YOUR OBJECTIVE
All lines in the records below with the word "username" must be returned.

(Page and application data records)
:::::

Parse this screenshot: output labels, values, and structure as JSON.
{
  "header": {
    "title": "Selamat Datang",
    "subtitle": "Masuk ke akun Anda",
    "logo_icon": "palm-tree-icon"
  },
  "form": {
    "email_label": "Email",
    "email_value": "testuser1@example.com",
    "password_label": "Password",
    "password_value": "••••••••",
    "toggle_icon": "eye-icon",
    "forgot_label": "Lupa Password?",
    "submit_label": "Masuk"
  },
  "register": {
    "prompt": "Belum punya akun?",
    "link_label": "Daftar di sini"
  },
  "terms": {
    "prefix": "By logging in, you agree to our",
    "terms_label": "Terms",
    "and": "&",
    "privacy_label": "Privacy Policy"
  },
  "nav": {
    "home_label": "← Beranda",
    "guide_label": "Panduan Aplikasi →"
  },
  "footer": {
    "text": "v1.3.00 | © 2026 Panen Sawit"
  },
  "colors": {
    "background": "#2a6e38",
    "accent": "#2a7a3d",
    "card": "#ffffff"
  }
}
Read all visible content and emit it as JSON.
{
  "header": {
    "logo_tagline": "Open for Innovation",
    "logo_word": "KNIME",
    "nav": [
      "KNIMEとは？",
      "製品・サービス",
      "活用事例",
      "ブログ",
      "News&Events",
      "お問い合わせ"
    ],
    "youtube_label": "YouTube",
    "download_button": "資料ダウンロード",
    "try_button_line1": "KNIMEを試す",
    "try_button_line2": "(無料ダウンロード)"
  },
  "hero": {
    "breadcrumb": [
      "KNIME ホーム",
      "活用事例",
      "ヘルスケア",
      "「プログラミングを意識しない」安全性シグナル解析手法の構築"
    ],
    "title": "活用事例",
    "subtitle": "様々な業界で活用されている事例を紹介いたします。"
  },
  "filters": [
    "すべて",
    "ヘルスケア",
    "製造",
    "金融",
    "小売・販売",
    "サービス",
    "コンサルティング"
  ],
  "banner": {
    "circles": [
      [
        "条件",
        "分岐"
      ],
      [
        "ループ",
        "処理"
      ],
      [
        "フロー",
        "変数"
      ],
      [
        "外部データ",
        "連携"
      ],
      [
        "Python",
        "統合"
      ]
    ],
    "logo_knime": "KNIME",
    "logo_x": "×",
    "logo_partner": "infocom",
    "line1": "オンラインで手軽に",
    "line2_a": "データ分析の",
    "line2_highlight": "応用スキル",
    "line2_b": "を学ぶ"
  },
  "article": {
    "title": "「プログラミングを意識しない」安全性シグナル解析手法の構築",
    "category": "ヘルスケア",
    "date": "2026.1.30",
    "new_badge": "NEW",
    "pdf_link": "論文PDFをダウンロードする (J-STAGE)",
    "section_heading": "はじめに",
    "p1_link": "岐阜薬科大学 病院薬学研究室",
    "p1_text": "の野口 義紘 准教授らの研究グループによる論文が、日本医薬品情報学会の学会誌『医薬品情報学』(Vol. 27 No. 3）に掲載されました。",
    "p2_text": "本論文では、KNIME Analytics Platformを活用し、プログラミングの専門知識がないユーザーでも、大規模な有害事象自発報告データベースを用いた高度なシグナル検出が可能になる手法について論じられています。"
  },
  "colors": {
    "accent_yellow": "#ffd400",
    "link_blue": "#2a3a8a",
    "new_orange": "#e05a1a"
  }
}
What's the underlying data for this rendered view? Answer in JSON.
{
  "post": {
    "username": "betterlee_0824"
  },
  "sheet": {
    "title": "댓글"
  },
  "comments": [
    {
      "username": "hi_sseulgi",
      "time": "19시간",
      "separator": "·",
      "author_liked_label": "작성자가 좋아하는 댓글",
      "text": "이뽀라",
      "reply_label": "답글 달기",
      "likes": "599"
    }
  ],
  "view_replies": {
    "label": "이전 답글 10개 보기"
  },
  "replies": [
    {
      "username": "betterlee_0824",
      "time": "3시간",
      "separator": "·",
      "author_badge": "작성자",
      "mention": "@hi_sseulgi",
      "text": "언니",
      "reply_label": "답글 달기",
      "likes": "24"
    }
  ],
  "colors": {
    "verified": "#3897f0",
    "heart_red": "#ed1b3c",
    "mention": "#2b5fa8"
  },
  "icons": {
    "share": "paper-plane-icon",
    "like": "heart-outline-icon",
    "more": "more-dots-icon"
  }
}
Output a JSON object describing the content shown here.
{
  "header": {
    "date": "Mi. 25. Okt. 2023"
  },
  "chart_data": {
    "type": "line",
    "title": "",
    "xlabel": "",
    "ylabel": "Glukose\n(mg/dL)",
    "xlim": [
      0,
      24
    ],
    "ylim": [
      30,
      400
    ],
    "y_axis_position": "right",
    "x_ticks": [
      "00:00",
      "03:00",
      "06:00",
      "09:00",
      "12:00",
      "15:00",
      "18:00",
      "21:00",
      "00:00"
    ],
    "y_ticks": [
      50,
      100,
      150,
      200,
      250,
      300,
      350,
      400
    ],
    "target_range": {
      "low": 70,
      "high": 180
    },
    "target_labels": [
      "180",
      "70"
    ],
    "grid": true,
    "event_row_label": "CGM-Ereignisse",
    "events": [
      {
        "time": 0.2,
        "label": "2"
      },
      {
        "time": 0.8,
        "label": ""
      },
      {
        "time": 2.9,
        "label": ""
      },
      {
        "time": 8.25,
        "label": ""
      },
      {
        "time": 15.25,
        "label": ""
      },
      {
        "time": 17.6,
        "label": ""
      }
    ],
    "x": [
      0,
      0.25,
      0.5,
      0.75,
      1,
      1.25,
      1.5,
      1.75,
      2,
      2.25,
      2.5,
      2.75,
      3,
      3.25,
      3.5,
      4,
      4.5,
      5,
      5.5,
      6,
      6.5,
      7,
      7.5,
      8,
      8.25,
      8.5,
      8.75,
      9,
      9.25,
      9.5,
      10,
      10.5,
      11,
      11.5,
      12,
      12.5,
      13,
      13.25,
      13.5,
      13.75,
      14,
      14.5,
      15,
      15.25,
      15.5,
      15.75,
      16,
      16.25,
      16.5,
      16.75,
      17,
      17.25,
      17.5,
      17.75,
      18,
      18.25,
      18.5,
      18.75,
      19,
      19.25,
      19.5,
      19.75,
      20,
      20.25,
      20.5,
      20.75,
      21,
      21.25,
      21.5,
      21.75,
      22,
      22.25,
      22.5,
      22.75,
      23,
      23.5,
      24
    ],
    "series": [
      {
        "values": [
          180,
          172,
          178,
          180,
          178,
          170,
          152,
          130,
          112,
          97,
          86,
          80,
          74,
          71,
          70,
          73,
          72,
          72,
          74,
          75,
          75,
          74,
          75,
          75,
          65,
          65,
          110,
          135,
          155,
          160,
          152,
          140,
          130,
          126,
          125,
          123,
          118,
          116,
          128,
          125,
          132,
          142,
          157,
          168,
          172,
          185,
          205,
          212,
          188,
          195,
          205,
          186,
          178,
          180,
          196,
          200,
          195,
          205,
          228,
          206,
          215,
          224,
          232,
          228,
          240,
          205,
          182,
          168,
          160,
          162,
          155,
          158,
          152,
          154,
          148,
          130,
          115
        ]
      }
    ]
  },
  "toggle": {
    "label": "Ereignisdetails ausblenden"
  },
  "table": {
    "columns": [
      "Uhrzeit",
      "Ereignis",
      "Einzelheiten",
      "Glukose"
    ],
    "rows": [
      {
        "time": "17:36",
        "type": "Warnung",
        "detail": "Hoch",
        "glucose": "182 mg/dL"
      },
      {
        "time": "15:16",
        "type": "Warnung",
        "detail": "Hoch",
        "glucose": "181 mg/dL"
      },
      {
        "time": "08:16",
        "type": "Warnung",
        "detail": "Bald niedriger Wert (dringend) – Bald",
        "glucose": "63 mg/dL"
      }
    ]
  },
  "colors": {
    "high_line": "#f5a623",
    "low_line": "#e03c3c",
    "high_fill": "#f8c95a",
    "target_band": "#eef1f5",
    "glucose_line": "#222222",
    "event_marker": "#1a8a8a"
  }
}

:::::

FINAL ANSWER
    "username": "betterlee_0824"
      "username": "hi_sseulgi",
      "username": "betterlee_0824",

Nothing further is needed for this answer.